→ Work required
Lines below that include the word "JSON" should each be copied.

→ Materials provided
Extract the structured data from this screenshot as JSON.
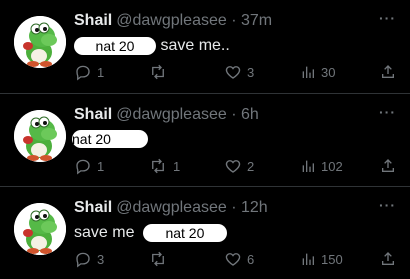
{
  "colors": {
    "background": "#000000",
    "text": "#e7e9ea",
    "muted": "#71767b",
    "divider": "#2f3336"
  },
  "tweets": [
    {
      "name": "Shail",
      "handle": "@dawgpleasee · 37m",
      "pill": "nat 20",
      "text_after": "save me..",
      "text_before": "",
      "replies": "1",
      "retweets": "",
      "likes": "3",
      "views": "30",
      "icons": [
        "reply-icon",
        "retweet-icon",
        "like-icon",
        "views-icon",
        "share-icon"
      ]
    },
    {
      "name": "Shail",
      "handle": "@dawgpleasee · 6h",
      "pill": "nat 20",
      "text_after": "",
      "text_before": "",
      "replies": "1",
      "retweets": "1",
      "likes": "2",
      "views": "102",
      "icons": [
        "reply-icon",
        "retweet-icon",
        "like-icon",
        "views-icon",
        "share-icon"
      ]
    },
    {
      "name": "Shail",
      "handle": "@dawgpleasee · 12h",
      "pill": "nat 20",
      "text_after": "",
      "text_before": "save me",
      "replies": "3",
      "retweets": "",
      "likes": "6",
      "views": "150",
      "icons": [
        "reply-icon",
        "retweet-icon",
        "like-icon",
        "views-icon",
        "share-icon"
      ]
    }
  ]
}
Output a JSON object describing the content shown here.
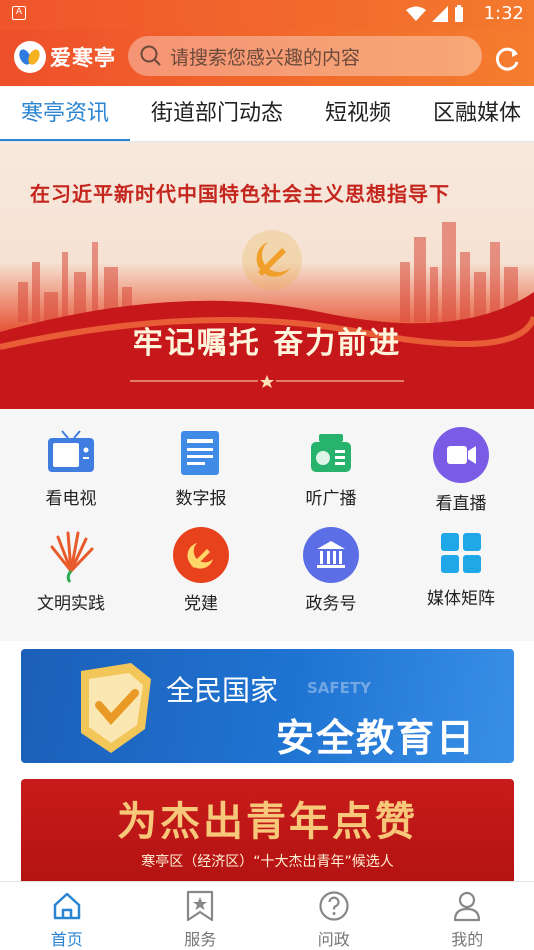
{
  "status_bar": {
    "time": "1:32"
  },
  "header": {
    "app_name": "爱寒亭",
    "search_placeholder": "请搜索您感兴趣的内容"
  },
  "tabs": [
    {
      "label": "寒亭资讯",
      "active": true
    },
    {
      "label": "街道部门动态",
      "active": false
    },
    {
      "label": "短视频",
      "active": false
    },
    {
      "label": "区融媒体",
      "active": false
    }
  ],
  "banner": {
    "headline": "在习近平新时代中国特色社会主义思想指导下",
    "slogan": "牢记嘱托 奋力前进"
  },
  "grid": [
    {
      "label": "看电视",
      "icon": "tv-icon",
      "color": "#3f7de0"
    },
    {
      "label": "数字报",
      "icon": "newspaper-icon",
      "color": "#3f8be6"
    },
    {
      "label": "听广播",
      "icon": "radio-icon",
      "color": "#27b36b"
    },
    {
      "label": "看直播",
      "icon": "live-video-icon",
      "color": "#7a5be6"
    },
    {
      "label": "文明实践",
      "icon": "civilization-icon",
      "color": "#e85a2a"
    },
    {
      "label": "党建",
      "icon": "party-building-icon",
      "color": "#e8421d"
    },
    {
      "label": "政务号",
      "icon": "government-icon",
      "color": "#5b6ee6"
    },
    {
      "label": "媒体矩阵",
      "icon": "media-matrix-icon",
      "color": "#1fa7e8"
    }
  ],
  "cards": {
    "safety": {
      "line1": "全民国家",
      "line1_sub": "SAFETY",
      "line2": "安全教育日"
    },
    "youth": {
      "title": "为杰出青年点赞",
      "subtitle": "寒亭区（经济区）“十大杰出青年”候选人"
    }
  },
  "bottom_nav": [
    {
      "label": "首页",
      "icon": "home-icon",
      "active": true
    },
    {
      "label": "服务",
      "icon": "service-icon",
      "active": false
    },
    {
      "label": "问政",
      "icon": "question-icon",
      "active": false
    },
    {
      "label": "我的",
      "icon": "profile-icon",
      "active": false
    }
  ],
  "colors": {
    "header": "#f26a2c",
    "accent": "#2a84d2"
  }
}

→ Result
Extract the structured data from this screenshot as JSON.
Output a JSON object describing the content shown here.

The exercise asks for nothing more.